_PROBLEM TO SOLVE_.
The answer must be every line from the entries below that contains "this".
───── EXTRACTED MATERIAL
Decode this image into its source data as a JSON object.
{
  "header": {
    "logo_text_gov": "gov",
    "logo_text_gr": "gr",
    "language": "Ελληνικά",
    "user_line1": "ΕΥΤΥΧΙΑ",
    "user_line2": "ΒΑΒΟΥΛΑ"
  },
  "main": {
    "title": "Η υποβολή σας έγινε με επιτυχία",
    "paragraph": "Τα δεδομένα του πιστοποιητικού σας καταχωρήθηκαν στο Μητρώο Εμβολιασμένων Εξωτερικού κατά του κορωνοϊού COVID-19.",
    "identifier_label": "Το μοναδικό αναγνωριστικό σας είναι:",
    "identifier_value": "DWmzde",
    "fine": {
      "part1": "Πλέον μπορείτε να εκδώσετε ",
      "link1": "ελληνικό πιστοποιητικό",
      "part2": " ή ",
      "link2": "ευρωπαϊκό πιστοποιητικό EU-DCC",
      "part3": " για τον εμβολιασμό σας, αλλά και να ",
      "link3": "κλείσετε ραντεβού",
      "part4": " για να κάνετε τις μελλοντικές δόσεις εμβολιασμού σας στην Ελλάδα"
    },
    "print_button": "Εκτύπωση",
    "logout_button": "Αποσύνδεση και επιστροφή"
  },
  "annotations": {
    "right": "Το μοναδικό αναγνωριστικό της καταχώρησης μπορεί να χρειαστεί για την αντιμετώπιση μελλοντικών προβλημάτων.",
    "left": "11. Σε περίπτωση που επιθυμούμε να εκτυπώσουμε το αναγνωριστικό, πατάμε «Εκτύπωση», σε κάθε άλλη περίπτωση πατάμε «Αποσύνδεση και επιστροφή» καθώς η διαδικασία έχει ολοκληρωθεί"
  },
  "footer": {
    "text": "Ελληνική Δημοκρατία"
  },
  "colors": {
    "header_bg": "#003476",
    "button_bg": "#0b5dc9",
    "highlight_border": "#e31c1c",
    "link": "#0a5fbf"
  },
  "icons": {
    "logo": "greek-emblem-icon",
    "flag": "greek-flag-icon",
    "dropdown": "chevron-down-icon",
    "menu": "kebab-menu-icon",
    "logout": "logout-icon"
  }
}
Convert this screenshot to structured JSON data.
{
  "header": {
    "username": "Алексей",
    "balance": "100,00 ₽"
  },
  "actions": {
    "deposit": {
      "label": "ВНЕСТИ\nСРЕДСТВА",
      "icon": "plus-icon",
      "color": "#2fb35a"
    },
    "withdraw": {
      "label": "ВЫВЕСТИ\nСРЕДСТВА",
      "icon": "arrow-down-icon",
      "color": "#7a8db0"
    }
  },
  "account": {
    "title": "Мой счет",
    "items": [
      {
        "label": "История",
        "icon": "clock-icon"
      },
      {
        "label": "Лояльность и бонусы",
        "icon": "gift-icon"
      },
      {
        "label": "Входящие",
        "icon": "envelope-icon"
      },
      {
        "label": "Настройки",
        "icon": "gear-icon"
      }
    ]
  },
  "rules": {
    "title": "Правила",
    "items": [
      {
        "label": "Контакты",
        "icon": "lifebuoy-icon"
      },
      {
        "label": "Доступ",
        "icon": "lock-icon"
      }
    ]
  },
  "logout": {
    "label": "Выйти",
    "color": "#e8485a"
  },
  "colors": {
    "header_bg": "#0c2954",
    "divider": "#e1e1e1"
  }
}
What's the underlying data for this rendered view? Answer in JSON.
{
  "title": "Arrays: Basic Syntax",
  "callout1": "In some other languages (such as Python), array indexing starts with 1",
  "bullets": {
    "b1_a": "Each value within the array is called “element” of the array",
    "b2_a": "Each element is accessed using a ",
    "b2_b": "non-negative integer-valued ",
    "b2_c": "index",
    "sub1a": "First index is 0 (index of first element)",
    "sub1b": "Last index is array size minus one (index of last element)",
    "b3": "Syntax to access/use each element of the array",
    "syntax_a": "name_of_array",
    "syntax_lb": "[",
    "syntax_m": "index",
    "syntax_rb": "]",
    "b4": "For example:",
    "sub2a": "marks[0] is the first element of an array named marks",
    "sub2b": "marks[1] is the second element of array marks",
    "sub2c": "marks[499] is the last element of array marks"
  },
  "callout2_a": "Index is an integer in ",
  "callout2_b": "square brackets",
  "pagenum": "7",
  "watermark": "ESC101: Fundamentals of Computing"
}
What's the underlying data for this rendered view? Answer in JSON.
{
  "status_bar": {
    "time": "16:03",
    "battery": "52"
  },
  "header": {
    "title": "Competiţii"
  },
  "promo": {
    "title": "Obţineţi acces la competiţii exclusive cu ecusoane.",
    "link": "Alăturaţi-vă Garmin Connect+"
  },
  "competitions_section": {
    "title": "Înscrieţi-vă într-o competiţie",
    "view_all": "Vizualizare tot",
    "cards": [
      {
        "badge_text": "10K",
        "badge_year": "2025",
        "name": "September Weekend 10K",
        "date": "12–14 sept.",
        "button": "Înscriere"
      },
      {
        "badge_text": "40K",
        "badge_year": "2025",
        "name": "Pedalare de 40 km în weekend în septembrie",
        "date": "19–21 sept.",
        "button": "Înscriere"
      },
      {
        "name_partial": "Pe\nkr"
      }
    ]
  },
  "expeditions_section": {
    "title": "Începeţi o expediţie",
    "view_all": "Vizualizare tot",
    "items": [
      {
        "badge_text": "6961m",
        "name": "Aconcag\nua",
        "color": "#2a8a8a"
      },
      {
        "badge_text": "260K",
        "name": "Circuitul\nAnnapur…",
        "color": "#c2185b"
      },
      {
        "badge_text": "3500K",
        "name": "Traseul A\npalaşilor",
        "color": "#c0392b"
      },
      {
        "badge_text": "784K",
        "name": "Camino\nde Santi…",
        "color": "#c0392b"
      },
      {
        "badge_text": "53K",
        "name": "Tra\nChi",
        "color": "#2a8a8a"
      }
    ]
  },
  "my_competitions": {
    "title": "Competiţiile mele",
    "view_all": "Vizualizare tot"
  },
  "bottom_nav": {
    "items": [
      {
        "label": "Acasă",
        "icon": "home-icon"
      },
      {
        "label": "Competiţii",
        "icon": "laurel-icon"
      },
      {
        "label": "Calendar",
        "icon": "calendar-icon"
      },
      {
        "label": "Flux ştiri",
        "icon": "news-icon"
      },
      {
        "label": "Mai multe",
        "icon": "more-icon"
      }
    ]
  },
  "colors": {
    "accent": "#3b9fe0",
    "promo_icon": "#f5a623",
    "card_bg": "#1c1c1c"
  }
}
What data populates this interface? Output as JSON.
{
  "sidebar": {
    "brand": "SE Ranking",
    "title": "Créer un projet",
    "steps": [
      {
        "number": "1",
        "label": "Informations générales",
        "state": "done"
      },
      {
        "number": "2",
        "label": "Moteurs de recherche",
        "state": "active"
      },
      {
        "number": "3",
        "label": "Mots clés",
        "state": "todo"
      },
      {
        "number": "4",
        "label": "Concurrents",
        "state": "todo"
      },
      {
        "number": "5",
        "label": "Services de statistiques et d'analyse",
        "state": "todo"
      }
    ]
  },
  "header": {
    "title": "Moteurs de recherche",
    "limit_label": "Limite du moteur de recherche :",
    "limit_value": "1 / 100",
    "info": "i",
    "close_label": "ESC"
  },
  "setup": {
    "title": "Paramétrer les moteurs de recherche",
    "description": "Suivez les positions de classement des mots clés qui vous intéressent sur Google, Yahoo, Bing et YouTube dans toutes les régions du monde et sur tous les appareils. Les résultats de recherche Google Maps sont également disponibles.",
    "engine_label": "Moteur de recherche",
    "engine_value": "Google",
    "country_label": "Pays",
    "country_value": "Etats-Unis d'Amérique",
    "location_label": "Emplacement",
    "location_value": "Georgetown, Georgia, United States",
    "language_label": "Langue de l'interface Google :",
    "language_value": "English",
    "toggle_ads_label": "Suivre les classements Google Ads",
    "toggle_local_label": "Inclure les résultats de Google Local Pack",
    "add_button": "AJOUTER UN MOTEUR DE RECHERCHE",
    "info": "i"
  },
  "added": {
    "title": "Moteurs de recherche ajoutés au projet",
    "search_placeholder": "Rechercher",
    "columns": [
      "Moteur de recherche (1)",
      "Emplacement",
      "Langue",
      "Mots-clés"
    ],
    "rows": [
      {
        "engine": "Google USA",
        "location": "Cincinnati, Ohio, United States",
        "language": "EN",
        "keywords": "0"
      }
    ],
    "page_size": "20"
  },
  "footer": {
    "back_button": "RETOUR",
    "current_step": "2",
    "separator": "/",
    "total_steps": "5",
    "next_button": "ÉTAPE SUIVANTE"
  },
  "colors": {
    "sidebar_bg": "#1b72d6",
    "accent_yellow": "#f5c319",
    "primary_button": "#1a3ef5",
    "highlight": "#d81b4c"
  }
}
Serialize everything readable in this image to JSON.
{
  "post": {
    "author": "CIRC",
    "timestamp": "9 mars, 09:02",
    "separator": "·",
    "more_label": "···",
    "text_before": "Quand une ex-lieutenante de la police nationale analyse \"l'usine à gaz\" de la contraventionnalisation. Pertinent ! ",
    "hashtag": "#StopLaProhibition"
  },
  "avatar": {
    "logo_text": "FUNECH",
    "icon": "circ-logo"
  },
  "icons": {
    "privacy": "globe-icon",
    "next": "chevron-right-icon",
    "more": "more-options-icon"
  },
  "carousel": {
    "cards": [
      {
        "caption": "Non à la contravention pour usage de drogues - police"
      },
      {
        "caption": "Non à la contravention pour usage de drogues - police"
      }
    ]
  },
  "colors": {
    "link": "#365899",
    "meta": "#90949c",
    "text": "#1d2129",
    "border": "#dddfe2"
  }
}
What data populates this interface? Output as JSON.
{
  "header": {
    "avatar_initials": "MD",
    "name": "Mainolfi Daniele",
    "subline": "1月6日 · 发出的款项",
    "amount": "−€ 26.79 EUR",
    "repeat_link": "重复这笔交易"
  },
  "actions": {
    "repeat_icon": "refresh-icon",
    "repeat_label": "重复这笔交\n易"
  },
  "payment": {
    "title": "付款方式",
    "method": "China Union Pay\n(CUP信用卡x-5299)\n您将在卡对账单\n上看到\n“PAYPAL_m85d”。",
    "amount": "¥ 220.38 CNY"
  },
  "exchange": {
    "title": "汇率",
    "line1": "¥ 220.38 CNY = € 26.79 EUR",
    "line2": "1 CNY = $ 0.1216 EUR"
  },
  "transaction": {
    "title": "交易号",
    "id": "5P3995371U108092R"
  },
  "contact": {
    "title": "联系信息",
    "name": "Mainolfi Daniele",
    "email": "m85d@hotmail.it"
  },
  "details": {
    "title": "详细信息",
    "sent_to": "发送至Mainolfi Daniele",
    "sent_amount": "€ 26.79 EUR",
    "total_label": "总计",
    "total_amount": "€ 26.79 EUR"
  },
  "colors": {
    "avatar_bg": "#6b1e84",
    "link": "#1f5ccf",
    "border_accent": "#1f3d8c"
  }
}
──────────
_RESPONSE TO THE EXERCISE_.
Decode this image into its source data as a JSON object.
Convert this screenshot to structured JSON data.
What's the underlying data for this rendered view? Answer in JSON.
What's the underlying data for this rendered view? Answer in JSON.
What data populates this interface? Output as JSON.
Serialize everything readable in this image to JSON.
What data populates this interface? Output as JSON.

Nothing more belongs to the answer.